The Hopkinton Police Department is compiling a database of security cameras owned by businesses in town. It is one of a handful of Massachusetts police departments looking to identify sources of surveillance video that potentially could be used to solve crimes.

“Rather than knock on every single door," said Hopkinton Sergeant Scott Van Raalten, "and wait to find a business owner that can give us access, we can refer to this list.”

In January, Hopkinton Police launched what they call a“Business Camera Registry” as part of a community outreach effort. Van Raalten said the registry will update business owner contacts and is available to help investigators move quickly and obtain video if there is a crime nearby.

A handful of communities in Massachusetts are operating security camera programs. Falmouth police launched a surveillance camera program last week. North Attleboro, Seekonk and East Longmeadow also have registries.

In recent weeks, surveillance cameras led police to the suspect in the Feb. 24 kidnapping of 23-year-old Jassy Correia, who went missing and was later found dead after leaving a Boston nightclub. Providence Police Chief Hugh Clements said surveillance video was the key to tracking down Rhode Island resident Louis D. Coleman III.

“These days, with every investigation we have, we rely heavily on video — surveillance video of commercial areas, private areas, home videos. [They're] very helpful,” he said.

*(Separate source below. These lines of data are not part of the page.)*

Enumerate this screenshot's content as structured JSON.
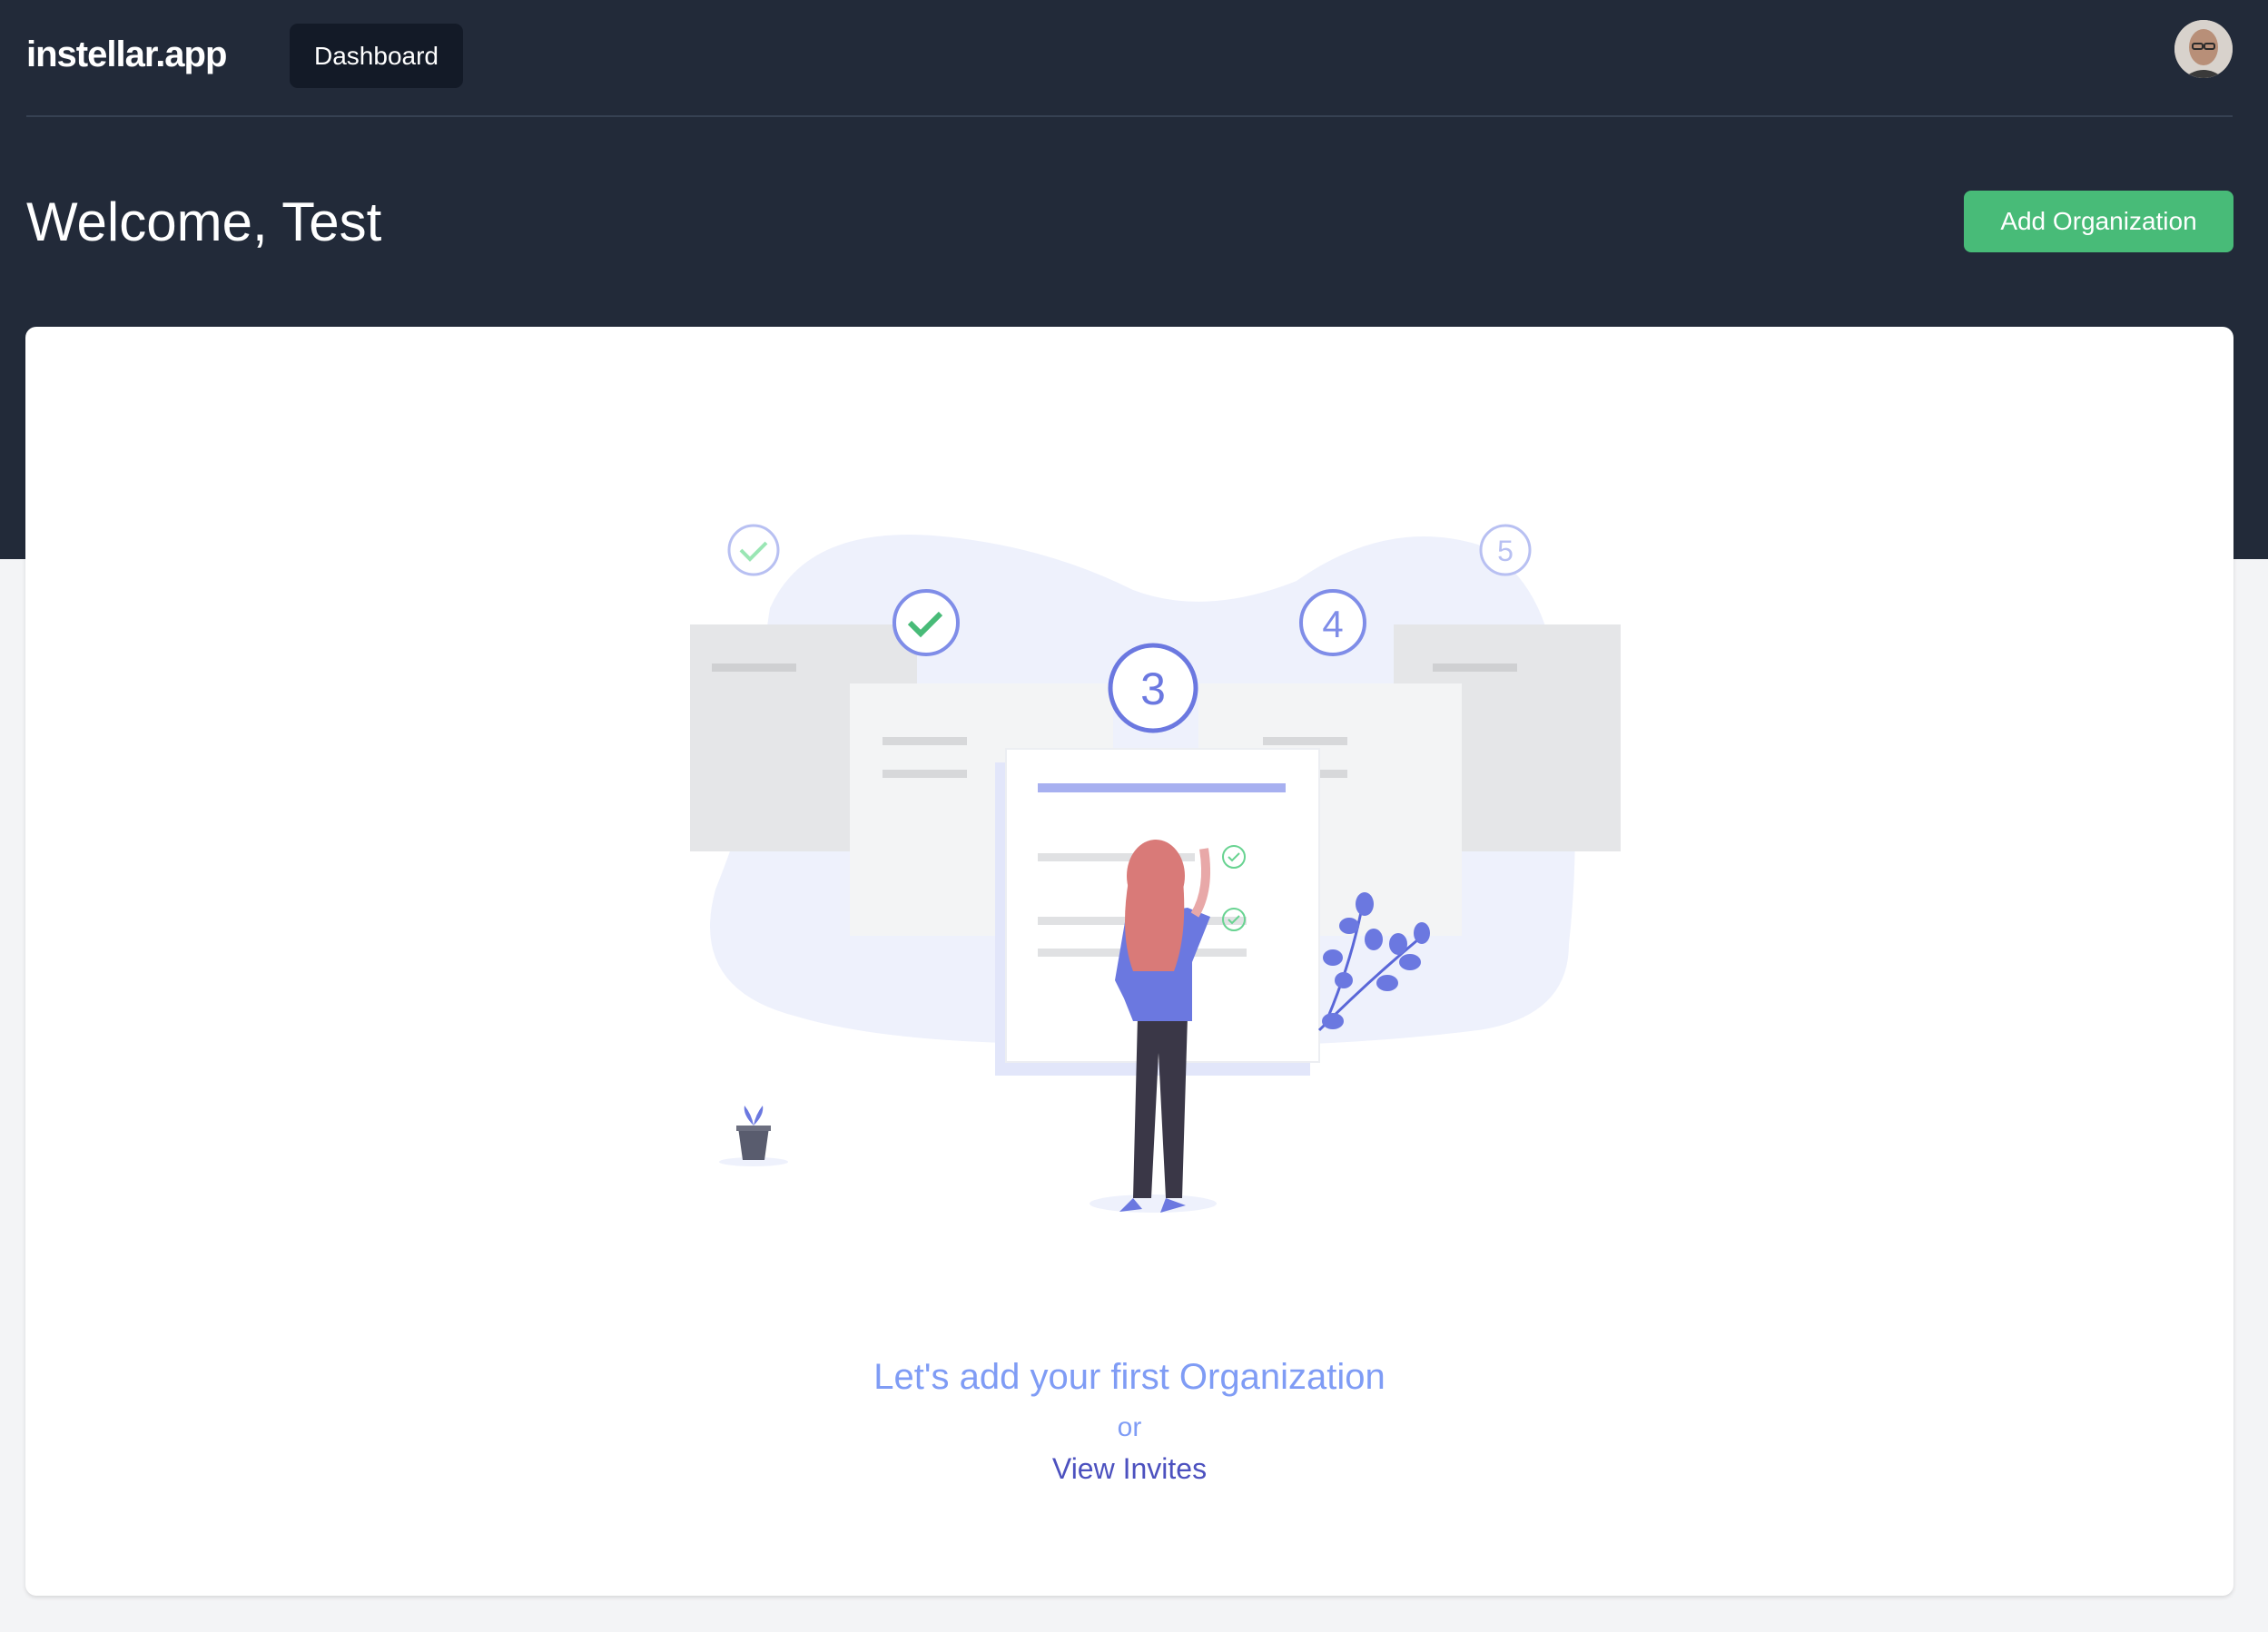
{
  "app": {
    "name": "instellar.app"
  },
  "nav": {
    "dashboard_label": "Dashboard"
  },
  "user": {
    "avatar_icon": "user-avatar"
  },
  "header": {
    "welcome": "Welcome, Test",
    "add_org_label": "Add Organization"
  },
  "illustration": {
    "steps": [
      "3",
      "4",
      "5"
    ]
  },
  "empty_state": {
    "title": "Let's add your first Organization",
    "or_text": "or",
    "invites_link": "View Invites"
  },
  "colors": {
    "header_bg": "#222a39",
    "accent_green": "#48bb78",
    "indigo_light": "#7f9cf5",
    "indigo_dark": "#4c51bf"
  }
}
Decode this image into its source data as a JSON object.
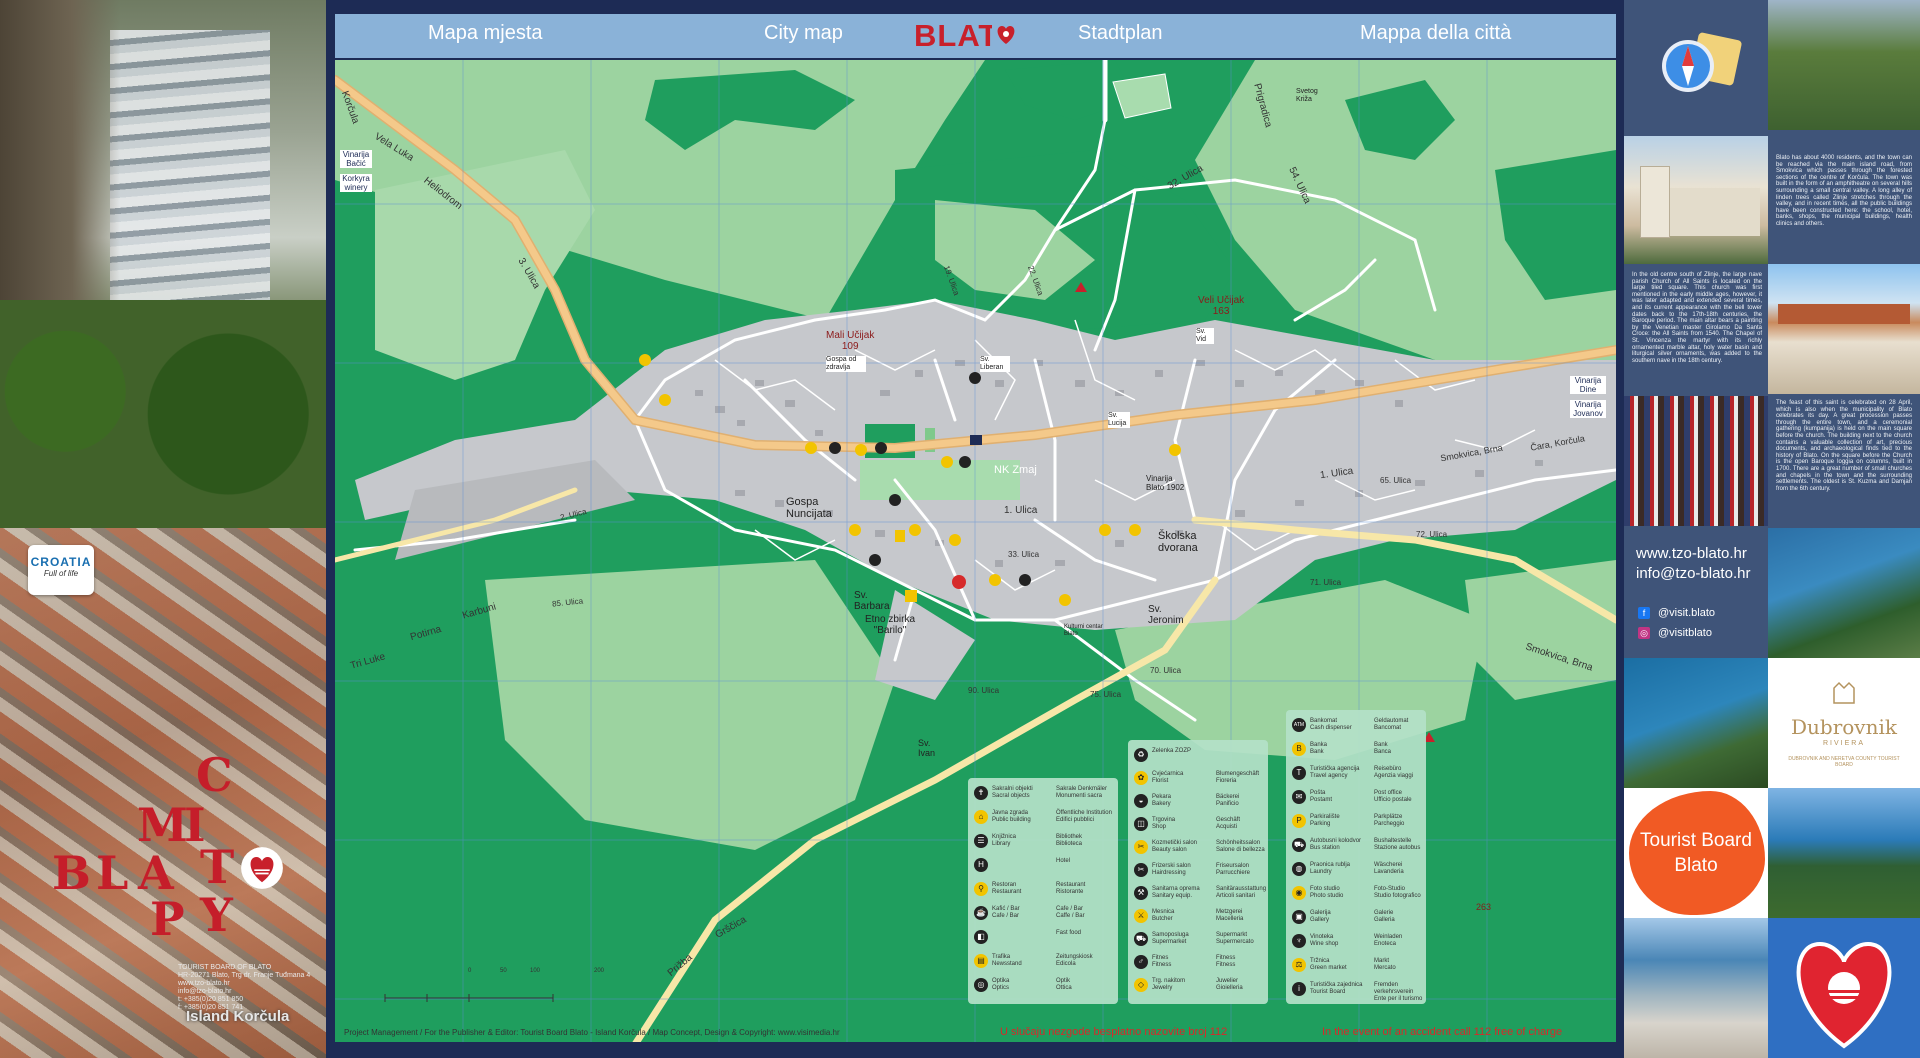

So far, 5 percent of the 126 businesses in The Hopkinton Chamber of Commerce are enrolled in the business camera registry, said chamber President Scott Richardson. He said the chamber endorses the registry program because it's voluntary. Businesses also can unregister at any time.

“It’s strictly voluntary, and I would say if any business has these cameras and if something does happen, I would assume you would want to help police track down the perpetrators,” Richardson said.

Zach Siarkos owns Bill’s Pizzeria on Main Street in Hopkinton. He said he wasn’t aware of the program that lets businesses help police solve crimes, but he likes the idea.

“Being prepared is always the right way to do things," he said. "Instead of being caught with your pants down, as they say, you get prepared before, and things work out better that way.”

At another Main Street shop, Marathon Pizza manager Payal Muthy said she doesn’t think it’s necessary.

"I don’t understand why they would suddenly bring up this kind of system all of a sudden," Muthy said. "I think this is a very safe town, and I don’t feel the need for them to do it.”

Hopkinton is a quiet town with very little crime. There are years when no violent crimes are listed in FBI crime statistics at all. But it's also the place from which the Boston Marathon starts each April. Back in 2013, it was local businesses along Boylston Street that helped law enforcement identify suspects in the Boston Marathon bombing case.

Inside the Hopkinton Public Library, Margaret Mighton talked with her friend about how much the town has changed. She's said she's concerned that a camera registry might be one change too many because it could be too intrusive.

“I think I’m kind of torn," Mighton said. "I think it’s a good idea, but I’m also concerned about 'Big Brother' being aware of everything," she said, a reference to the George Orwell novel "1984," in which society lives under constant government surveillance. "But in this day and age, I guess it’s necessary.”

Carol Rose, executive director of the Massachusetts American Civil Liberties Union, also has privacy concerns. Rose said her group wants to discuss parameters around how cameras are used by law enforcement.

“We've been pushing for this," she said, "saying we should have a conversation about when government, or law enforcement in particular, obtains surveillance camera technology — we should have a conversation about when they can and can't use it.”

Right now, the Boston Police Department doesn’t have an official camera registry program. A police spokesperson said that when crime happens, police canvass businesses in the area looking for security cameras.

In Hopkinton, police say the program could eventually expand to include private homes in high traffic areas.